The scientists, reporting in the March 1 issue of theProceedings of the National Academy of Sciences, presentedevidence for abnormal metabolism of the lipids in nerve cellmembranes in Alzheimer's cases.
In brains from people who died with the disease, the cellmembrane ingredients choline and ethanolamine weredepleted 30 percent to 50 percent compared with normalautopsy specimens. Phospholipids were decreased by 12percent to 15 percent, while levels of phospholipid breakdownproducts were increased.

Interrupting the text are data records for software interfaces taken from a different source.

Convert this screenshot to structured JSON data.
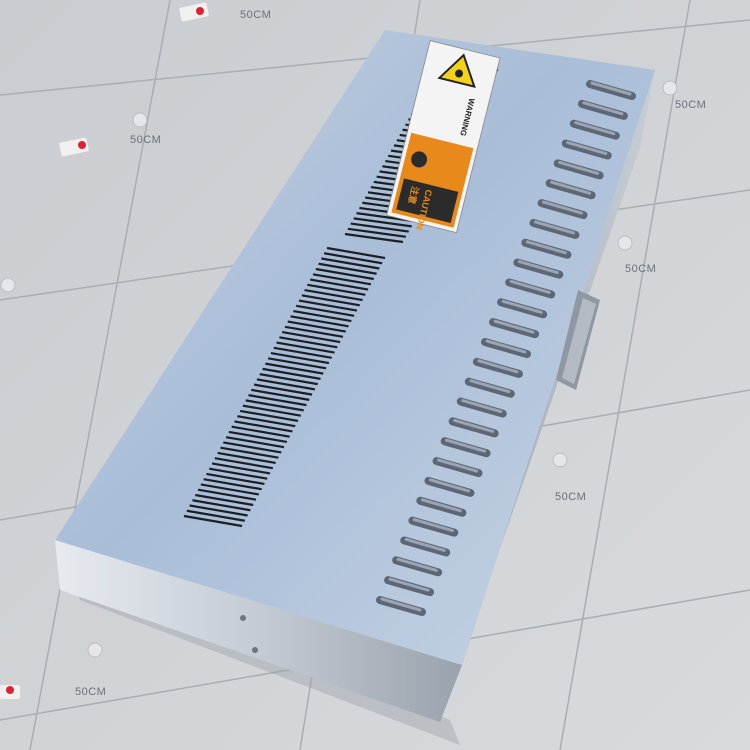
{
  "scene": {
    "description_free": true,
    "grid_scale_label": "50CM",
    "floor_color": "#cfd2d6",
    "device_color": "#b9c8dc"
  },
  "warning_label": {
    "warning_text": "WARNING",
    "caution_text": "CAUTION",
    "caution_cn": "注意",
    "colors": {
      "hazard_yellow": "#f2d21a",
      "label_orange": "#e8891c",
      "label_white": "#f4f4f4",
      "label_dark": "#2b2b2b"
    }
  }
}
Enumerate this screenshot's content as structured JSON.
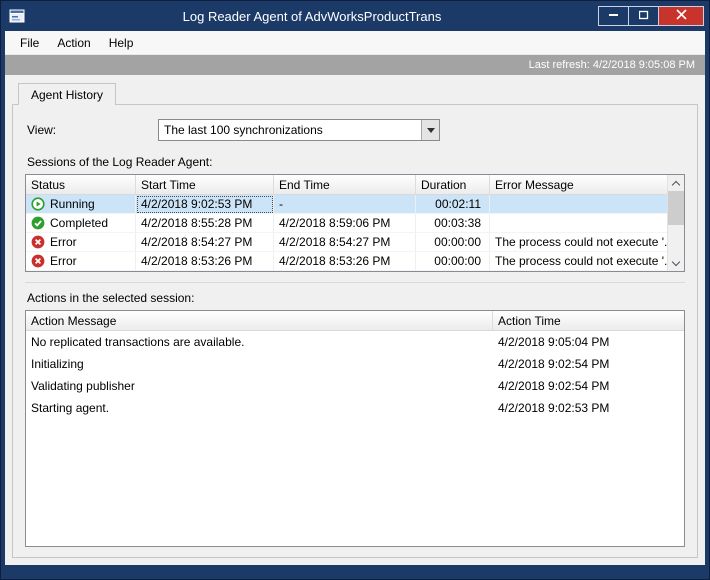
{
  "window": {
    "title": "Log Reader Agent of AdvWorksProductTrans"
  },
  "menu": {
    "items": [
      "File",
      "Action",
      "Help"
    ]
  },
  "status_bar": {
    "last_refresh": "Last refresh: 4/2/2018 9:05:08 PM"
  },
  "tabs": [
    {
      "label": "Agent History"
    }
  ],
  "view": {
    "label": "View:",
    "selected": "The last 100 synchronizations"
  },
  "sessions": {
    "label": "Sessions of the Log Reader Agent:",
    "columns": [
      "Status",
      "Start Time",
      "End Time",
      "Duration",
      "Error Message"
    ],
    "selected_row_index": 0,
    "rows": [
      {
        "icon": "running-status-icon",
        "status": "Running",
        "start": "4/2/2018 9:02:53 PM",
        "end": "-",
        "duration": "00:02:11",
        "error": ""
      },
      {
        "icon": "completed-status-icon",
        "status": "Completed",
        "start": "4/2/2018 8:55:28 PM",
        "end": "4/2/2018 8:59:06 PM",
        "duration": "00:03:38",
        "error": ""
      },
      {
        "icon": "error-status-icon",
        "status": "Error",
        "start": "4/2/2018 8:54:27 PM",
        "end": "4/2/2018 8:54:27 PM",
        "duration": "00:00:00",
        "error": "The process could not execute '..."
      },
      {
        "icon": "error-status-icon",
        "status": "Error",
        "start": "4/2/2018 8:53:26 PM",
        "end": "4/2/2018 8:53:26 PM",
        "duration": "00:00:00",
        "error": "The process could not execute '..."
      }
    ]
  },
  "actions": {
    "label": "Actions in the selected session:",
    "columns": [
      "Action Message",
      "Action Time"
    ],
    "rows": [
      {
        "message": "No replicated transactions are available.",
        "time": "4/2/2018 9:05:04 PM"
      },
      {
        "message": "Initializing",
        "time": "4/2/2018 9:02:54 PM"
      },
      {
        "message": "Validating publisher",
        "time": "4/2/2018 9:02:54 PM"
      },
      {
        "message": "Starting agent.",
        "time": "4/2/2018 9:02:53 PM"
      }
    ]
  },
  "icons": {
    "minimize": "─",
    "maximize": "□",
    "close": "✕",
    "dropdown": "▼",
    "scroll_up": "∧",
    "scroll_down": "∨",
    "running": "▶",
    "completed": "✓",
    "error": "✕"
  },
  "colors": {
    "titlebar": "#1c3a68",
    "close_button": "#c8342c",
    "status_strip": "#a3a3a3",
    "selection": "#cce4f7",
    "running_green": "#2e9e2e",
    "completed_green": "#2e9e2e",
    "error_red": "#c9302c"
  }
}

Although lipid abnormalities have been described before, thenew report by researchers from Massachusetts GeneralHospital, Massachusetts Institute of Technology, Harvard andBoston University Medical School more fully details thebiochemical changes in the brains of Alzheimer's patients.

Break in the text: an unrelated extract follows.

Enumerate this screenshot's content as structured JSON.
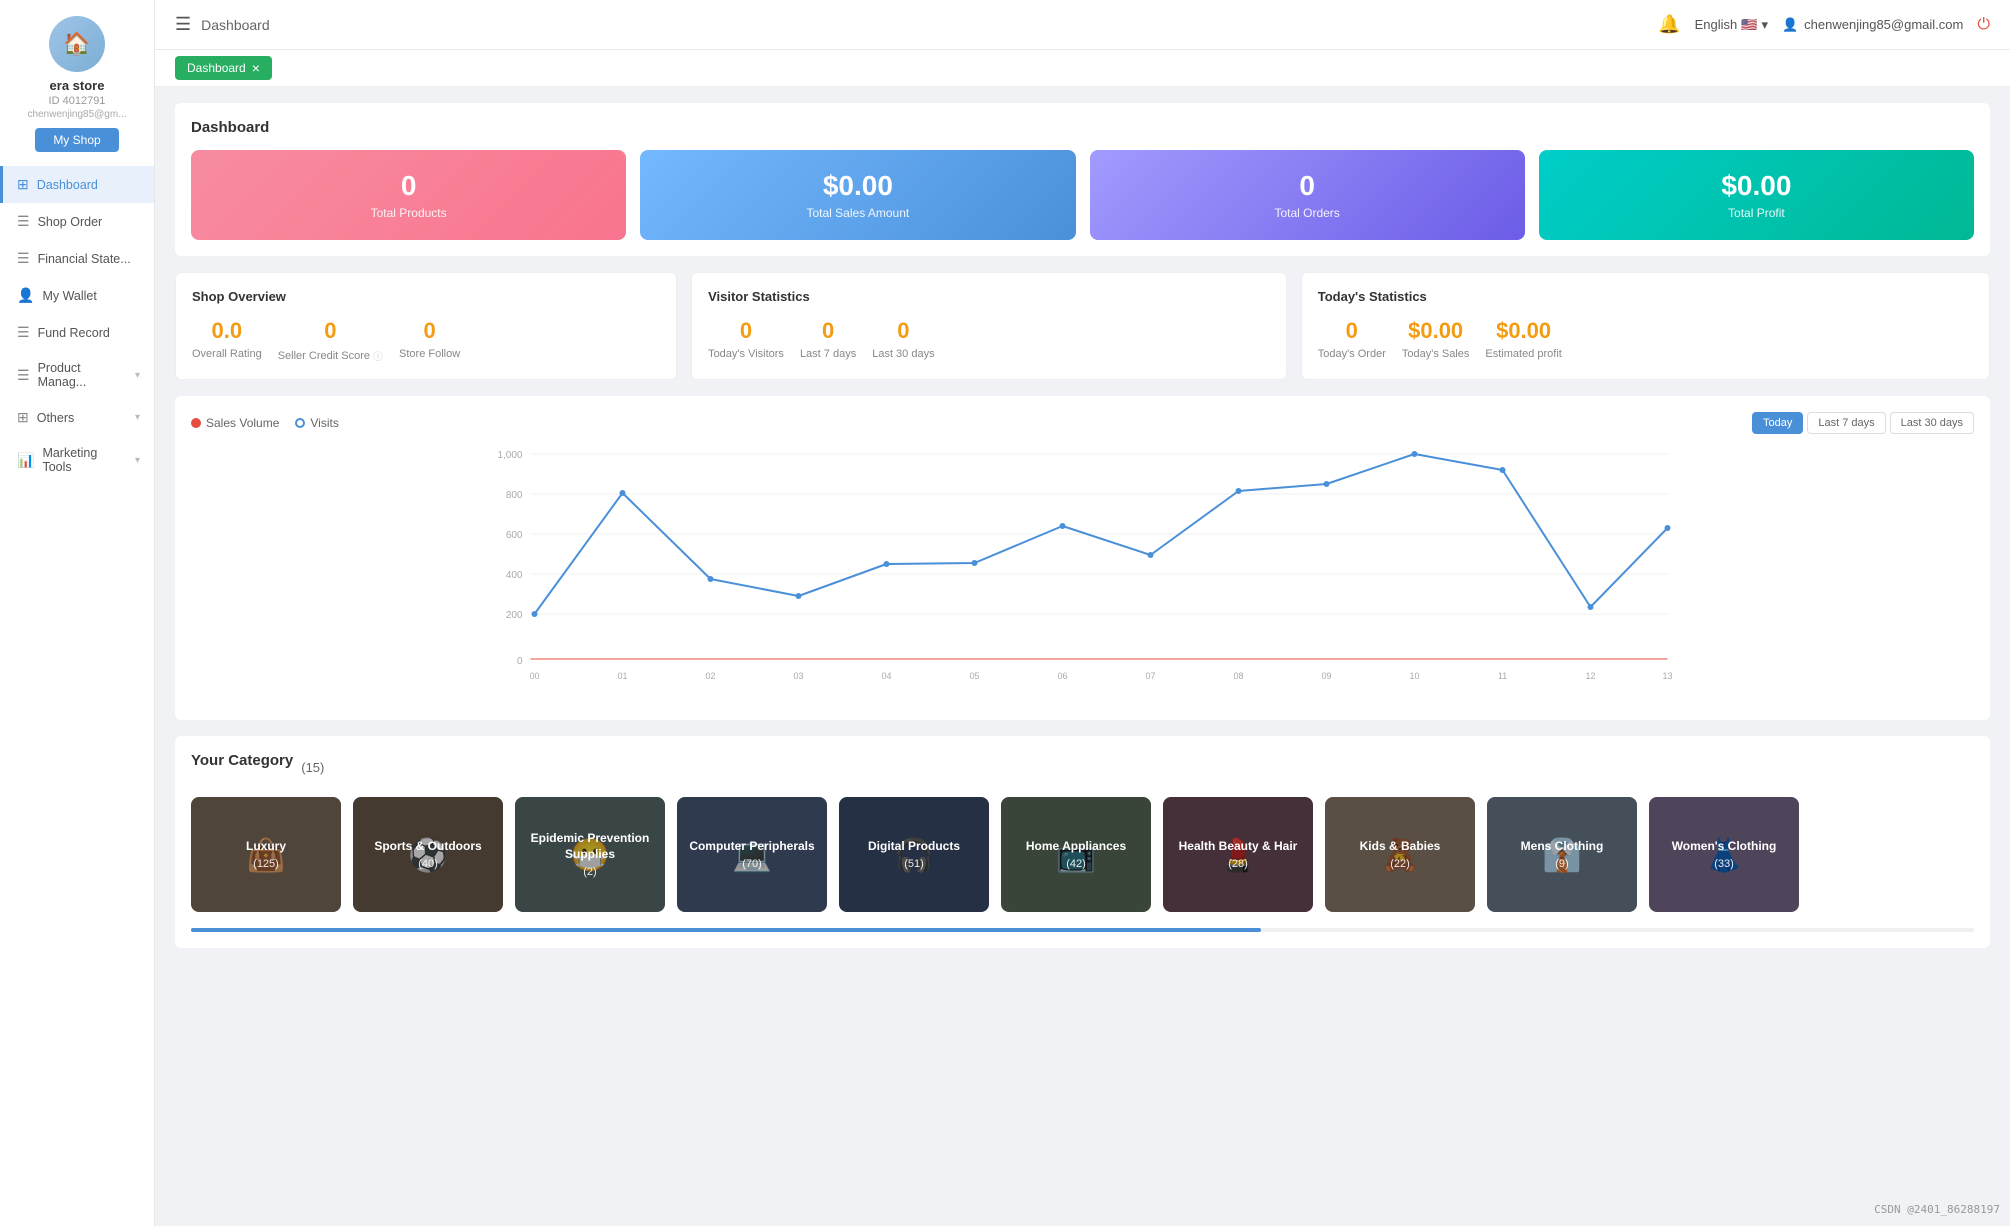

Brains from people who died from other degenerativeneurologic diseases, or with Down's syndrome, did not show thelipid changes, suggesting that the elevation of lipid metabolitesmay be a distinctive characteristic of Alzheimer's, the scientistsconcluded.
The researchers suggested that abnormal phospholipidhandling could explain how amyloid gets deposited in thevictims' brains. Improperly exposed in defective membranes,the amyloid precursor protein could be cut by enzymes to formamyloid, the protein that so far is implicated in the nervedegeneration of the disease.
"I would have the same conclusion," agreed Boston Universityresearcher Carmela Abraham, who consults for Cephalon Corp.(NASDAQ:CEPH). The data confirmed what many researchershave thought, that a membrane abnormality is present in thedisease. "We now have a clue of what is going wrong," Abrahamsaid.
Interneuron Pharmaceuticals Inc. (NASDAQ:IPIC) is alreadystudying the therapeutic potential of two drugs available inEurope that appear to work on the membrane lipids.
Richard Wurtman, an MIT researcher and Interneuron founderwho was on the team reporting the new lipid findings, said thatone of the drugs, CDP-choline, may enhance formation of cellmembranes.
Interneuron has licensed CDP-choline from Ferrer of Spain. Thecompany has licensed another potential therapeutic, anaminopyridine that seems to increase choline levels, fromMedea Research of Italy, said Charles Casamento, president andCEO
-- Roberta Friedman, Ph.D. Special to BioWorld
(c) 1997 American Health Consultants. All rights reserved.